◆ **REQUIRED WORK**:
Print each record exactly, with no word added or removed.

◆ **DATA TO EXAMINE**:
※

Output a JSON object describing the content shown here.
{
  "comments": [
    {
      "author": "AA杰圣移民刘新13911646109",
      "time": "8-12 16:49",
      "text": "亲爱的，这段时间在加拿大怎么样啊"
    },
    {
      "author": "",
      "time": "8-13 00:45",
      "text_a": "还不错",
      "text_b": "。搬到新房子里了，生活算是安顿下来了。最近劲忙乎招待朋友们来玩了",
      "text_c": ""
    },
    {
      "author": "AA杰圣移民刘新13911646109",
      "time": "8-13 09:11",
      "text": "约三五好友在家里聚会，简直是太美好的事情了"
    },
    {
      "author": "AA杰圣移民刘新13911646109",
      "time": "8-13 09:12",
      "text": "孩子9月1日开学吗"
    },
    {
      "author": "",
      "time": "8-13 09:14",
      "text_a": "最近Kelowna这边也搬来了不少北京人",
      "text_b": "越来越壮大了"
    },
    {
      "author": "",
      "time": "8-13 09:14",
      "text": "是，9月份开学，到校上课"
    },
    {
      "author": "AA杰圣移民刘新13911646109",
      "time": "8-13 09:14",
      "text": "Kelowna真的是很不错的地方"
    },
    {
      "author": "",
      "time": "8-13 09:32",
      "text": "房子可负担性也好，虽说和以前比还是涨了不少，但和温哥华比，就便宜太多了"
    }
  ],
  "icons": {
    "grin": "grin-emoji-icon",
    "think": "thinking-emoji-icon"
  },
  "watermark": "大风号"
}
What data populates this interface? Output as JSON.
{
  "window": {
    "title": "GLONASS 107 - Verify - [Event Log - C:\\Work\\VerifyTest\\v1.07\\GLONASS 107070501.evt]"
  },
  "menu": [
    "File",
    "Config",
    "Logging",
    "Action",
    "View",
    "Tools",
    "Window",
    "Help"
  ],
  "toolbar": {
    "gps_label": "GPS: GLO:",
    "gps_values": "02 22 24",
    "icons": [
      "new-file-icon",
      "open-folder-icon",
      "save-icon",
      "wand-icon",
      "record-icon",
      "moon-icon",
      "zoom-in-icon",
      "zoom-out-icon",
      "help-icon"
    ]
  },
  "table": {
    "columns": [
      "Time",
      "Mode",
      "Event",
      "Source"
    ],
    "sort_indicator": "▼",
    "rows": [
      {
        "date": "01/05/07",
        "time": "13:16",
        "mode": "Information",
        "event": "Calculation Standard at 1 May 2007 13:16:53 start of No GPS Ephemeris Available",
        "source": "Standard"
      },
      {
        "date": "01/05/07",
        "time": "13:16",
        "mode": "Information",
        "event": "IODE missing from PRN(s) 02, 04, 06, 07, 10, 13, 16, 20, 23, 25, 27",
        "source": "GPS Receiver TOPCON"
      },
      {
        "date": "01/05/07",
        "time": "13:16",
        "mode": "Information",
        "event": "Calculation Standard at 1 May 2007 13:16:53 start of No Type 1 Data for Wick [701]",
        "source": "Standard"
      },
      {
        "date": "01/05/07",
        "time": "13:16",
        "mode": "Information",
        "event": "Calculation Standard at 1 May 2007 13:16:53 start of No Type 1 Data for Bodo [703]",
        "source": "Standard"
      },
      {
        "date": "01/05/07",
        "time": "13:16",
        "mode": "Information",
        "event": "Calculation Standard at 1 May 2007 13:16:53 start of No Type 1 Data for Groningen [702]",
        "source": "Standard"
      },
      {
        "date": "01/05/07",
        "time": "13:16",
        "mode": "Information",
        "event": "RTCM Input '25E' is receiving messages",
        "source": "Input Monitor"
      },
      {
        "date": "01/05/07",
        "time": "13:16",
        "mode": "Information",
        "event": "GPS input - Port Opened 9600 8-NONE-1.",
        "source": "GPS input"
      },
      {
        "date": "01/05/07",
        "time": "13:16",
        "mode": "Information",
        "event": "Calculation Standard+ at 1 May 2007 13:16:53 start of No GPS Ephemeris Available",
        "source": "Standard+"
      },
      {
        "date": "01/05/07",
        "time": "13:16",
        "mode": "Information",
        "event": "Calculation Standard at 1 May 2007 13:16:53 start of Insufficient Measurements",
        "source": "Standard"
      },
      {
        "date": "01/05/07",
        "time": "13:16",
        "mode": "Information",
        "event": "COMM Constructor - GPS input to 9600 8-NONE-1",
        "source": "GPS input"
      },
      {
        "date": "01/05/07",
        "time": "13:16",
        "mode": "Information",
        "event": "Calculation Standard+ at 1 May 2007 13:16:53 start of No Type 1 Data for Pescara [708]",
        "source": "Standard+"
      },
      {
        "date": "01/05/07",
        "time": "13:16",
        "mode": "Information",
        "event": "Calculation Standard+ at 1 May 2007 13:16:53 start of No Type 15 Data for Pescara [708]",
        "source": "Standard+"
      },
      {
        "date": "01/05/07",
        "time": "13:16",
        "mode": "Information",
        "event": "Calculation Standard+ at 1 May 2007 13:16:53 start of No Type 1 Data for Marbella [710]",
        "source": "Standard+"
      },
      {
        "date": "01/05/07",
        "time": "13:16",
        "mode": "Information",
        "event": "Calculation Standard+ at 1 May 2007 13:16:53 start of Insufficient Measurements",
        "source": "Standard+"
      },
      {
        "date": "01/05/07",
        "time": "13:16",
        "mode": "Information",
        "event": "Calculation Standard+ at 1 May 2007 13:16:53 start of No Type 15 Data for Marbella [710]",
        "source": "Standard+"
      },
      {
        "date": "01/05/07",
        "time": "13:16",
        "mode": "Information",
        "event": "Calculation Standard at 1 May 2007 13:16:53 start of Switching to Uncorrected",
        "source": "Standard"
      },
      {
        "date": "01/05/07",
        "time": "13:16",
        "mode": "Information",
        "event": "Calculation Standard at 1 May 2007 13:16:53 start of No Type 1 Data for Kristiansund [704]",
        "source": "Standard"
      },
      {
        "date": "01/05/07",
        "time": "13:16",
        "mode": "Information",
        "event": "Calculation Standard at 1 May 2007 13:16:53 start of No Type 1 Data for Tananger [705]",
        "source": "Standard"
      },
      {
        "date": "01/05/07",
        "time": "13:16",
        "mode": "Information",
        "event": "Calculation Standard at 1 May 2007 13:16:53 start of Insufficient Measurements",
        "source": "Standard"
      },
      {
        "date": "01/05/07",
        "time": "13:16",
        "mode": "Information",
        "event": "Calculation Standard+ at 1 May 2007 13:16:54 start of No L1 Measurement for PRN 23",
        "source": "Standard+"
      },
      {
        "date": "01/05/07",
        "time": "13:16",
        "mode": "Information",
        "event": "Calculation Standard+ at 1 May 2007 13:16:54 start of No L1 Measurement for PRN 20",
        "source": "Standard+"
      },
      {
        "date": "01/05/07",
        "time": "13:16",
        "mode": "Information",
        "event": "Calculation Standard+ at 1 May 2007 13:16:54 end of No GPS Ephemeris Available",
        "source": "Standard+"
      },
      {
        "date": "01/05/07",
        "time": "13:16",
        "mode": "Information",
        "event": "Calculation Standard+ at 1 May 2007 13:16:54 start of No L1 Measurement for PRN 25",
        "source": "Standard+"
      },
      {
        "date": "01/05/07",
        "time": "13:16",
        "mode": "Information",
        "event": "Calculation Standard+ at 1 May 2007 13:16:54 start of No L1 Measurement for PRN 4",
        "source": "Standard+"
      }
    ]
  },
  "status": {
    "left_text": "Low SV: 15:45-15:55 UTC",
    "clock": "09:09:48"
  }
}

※

◆ **SOLUTION TO THE EXERCISE**:
Output a JSON object describing the content shown here.
{
  "comments": [
    {
      "author": "AA杰圣移民刘新13911646109",
      "time": "8-12 16:49",
      "text": "亲爱的，这段时间在加拿大怎么样啊"
    },
    {
      "author": "",
      "time": "8-13 00:45",
      "text_a": "还不错",
      "text_b": "。搬到新房子里了，生活算是安顿下来了。最近劲忙乎招待朋友们来玩了",
      "text_c": ""
    },
    {
      "author": "AA杰圣移民刘新13911646109",
      "time": "8-13 09:11",
      "text": "约三五好友在家里聚会，简直是太美好的事情了"
    },
    {
      "author": "AA杰圣移民刘新13911646109",
      "time": "8-13 09:12",
      "text": "孩子9月1日开学吗"
    },
    {
      "author": "",
      "time": "8-13 09:14",
      "text_a": "最近Kelowna这边也搬来了不少北京人",
      "text_b": "越来越壮大了"
    },
    {
      "author": "",
      "time": "8-13 09:14",
      "text": "是，9月份开学，到校上课"
    },
    {
      "author": "AA杰圣移民刘新13911646109",
      "time": "8-13 09:14",
      "text": "Kelowna真的是很不错的地方"
    },
    {
      "author": "",
      "time": "8-13 09:32",
      "text": "房子可负担性也好，虽说和以前比还是涨了不少，但和温哥华比，就便宜太多了"
    }
  ],
  "icons": {
    "grin": "grin-emoji-icon",
    "think": "thinking-emoji-icon"
  },
  "watermark": "大风号"
}
What data populates this interface? Output as JSON.
{
  "window": {
    "title": "GLONASS 107 - Verify - [Event Log - C:\\Work\\VerifyTest\\v1.07\\GLONASS 107070501.evt]"
  },
  "menu": [
    "File",
    "Config",
    "Logging",
    "Action",
    "View",
    "Tools",
    "Window",
    "Help"
  ],
  "toolbar": {
    "gps_label": "GPS: GLO:",
    "gps_values": "02 22 24",
    "icons": [
      "new-file-icon",
      "open-folder-icon",
      "save-icon",
      "wand-icon",
      "record-icon",
      "moon-icon",
      "zoom-in-icon",
      "zoom-out-icon",
      "help-icon"
    ]
  },
  "table": {
    "columns": [
      "Time",
      "Mode",
      "Event",
      "Source"
    ],
    "sort_indicator": "▼",
    "rows": [
      {
        "date": "01/05/07",
        "time": "13:16",
        "mode": "Information",
        "event": "Calculation Standard at 1 May 2007 13:16:53 start of No GPS Ephemeris Available",
        "source": "Standard"
      },
      {
        "date": "01/05/07",
        "time": "13:16",
        "mode": "Information",
        "event": "IODE missing from PRN(s) 02, 04, 06, 07, 10, 13, 16, 20, 23, 25, 27",
        "source": "GPS Receiver TOPCON"
      },
      {
        "date": "01/05/07",
        "time": "13:16",
        "mode": "Information",
        "event": "Calculation Standard at 1 May 2007 13:16:53 start of No Type 1 Data for Wick [701]",
        "source": "Standard"
      },
      {
        "date": "01/05/07",
        "time": "13:16",
        "mode": "Information",
        "event": "Calculation Standard at 1 May 2007 13:16:53 start of No Type 1 Data for Bodo [703]",
        "source": "Standard"
      },
      {
        "date": "01/05/07",
        "time": "13:16",
        "mode": "Information",
        "event": "Calculation Standard at 1 May 2007 13:16:53 start of No Type 1 Data for Groningen [702]",
        "source": "Standard"
      },
      {
        "date": "01/05/07",
        "time": "13:16",
        "mode": "Information",
        "event": "RTCM Input '25E' is receiving messages",
        "source": "Input Monitor"
      },
      {
        "date": "01/05/07",
        "time": "13:16",
        "mode": "Information",
        "event": "GPS input - Port Opened 9600 8-NONE-1.",
        "source": "GPS input"
      },
      {
        "date": "01/05/07",
        "time": "13:16",
        "mode": "Information",
        "event": "Calculation Standard+ at 1 May 2007 13:16:53 start of No GPS Ephemeris Available",
        "source": "Standard+"
      },
      {
        "date": "01/05/07",
        "time": "13:16",
        "mode": "Information",
        "event": "Calculation Standard at 1 May 2007 13:16:53 start of Insufficient Measurements",
        "source": "Standard"
      },
      {
        "date": "01/05/07",
        "time": "13:16",
        "mode": "Information",
        "event": "COMM Constructor - GPS input to 9600 8-NONE-1",
        "source": "GPS input"
      },
      {
        "date": "01/05/07",
        "time": "13:16",
        "mode": "Information",
        "event": "Calculation Standard+ at 1 May 2007 13:16:53 start of No Type 1 Data for Pescara [708]",
        "source": "Standard+"
      },
      {
        "date": "01/05/07",
        "time": "13:16",
        "mode": "Information",
        "event": "Calculation Standard+ at 1 May 2007 13:16:53 start of No Type 15 Data for Pescara [708]",
        "source": "Standard+"
      },
      {
        "date": "01/05/07",
        "time": "13:16",
        "mode": "Information",
        "event": "Calculation Standard+ at 1 May 2007 13:16:53 start of No Type 1 Data for Marbella [710]",
        "source": "Standard+"
      },
      {
        "date": "01/05/07",
        "time": "13:16",
        "mode": "Information",
        "event": "Calculation Standard+ at 1 May 2007 13:16:53 start of Insufficient Measurements",
        "source": "Standard+"
      },
      {
        "date": "01/05/07",
        "time": "13:16",
        "mode": "Information",
        "event": "Calculation Standard+ at 1 May 2007 13:16:53 start of No Type 15 Data for Marbella [710]",
        "source": "Standard+"
      },
      {
        "date": "01/05/07",
        "time": "13:16",
        "mode": "Information",
        "event": "Calculation Standard at 1 May 2007 13:16:53 start of Switching to Uncorrected",
        "source": "Standard"
      },
      {
        "date": "01/05/07",
        "time": "13:16",
        "mode": "Information",
        "event": "Calculation Standard at 1 May 2007 13:16:53 start of No Type 1 Data for Kristiansund [704]",
        "source": "Standard"
      },
      {
        "date": "01/05/07",
        "time": "13:16",
        "mode": "Information",
        "event": "Calculation Standard at 1 May 2007 13:16:53 start of No Type 1 Data for Tananger [705]",
        "source": "Standard"
      },
      {
        "date": "01/05/07",
        "time": "13:16",
        "mode": "Information",
        "event": "Calculation Standard at 1 May 2007 13:16:53 start of Insufficient Measurements",
        "source": "Standard"
      },
      {
        "date": "01/05/07",
        "time": "13:16",
        "mode": "Information",
        "event": "Calculation Standard+ at 1 May 2007 13:16:54 start of No L1 Measurement for PRN 23",
        "source": "Standard+"
      },
      {
        "date": "01/05/07",
        "time": "13:16",
        "mode": "Information",
        "event": "Calculation Standard+ at 1 May 2007 13:16:54 start of No L1 Measurement for PRN 20",
        "source": "Standard+"
      },
      {
        "date": "01/05/07",
        "time": "13:16",
        "mode": "Information",
        "event": "Calculation Standard+ at 1 May 2007 13:16:54 end of No GPS Ephemeris Available",
        "source": "Standard+"
      },
      {
        "date": "01/05/07",
        "time": "13:16",
        "mode": "Information",
        "event": "Calculation Standard+ at 1 May 2007 13:16:54 start of No L1 Measurement for PRN 25",
        "source": "Standard+"
      },
      {
        "date": "01/05/07",
        "time": "13:16",
        "mode": "Information",
        "event": "Calculation Standard+ at 1 May 2007 13:16:54 start of No L1 Measurement for PRN 4",
        "source": "Standard+"
      }
    ]
  },
  "status": {
    "left_text": "Low SV: 15:45-15:55 UTC",
    "clock": "09:09:48"
  }
}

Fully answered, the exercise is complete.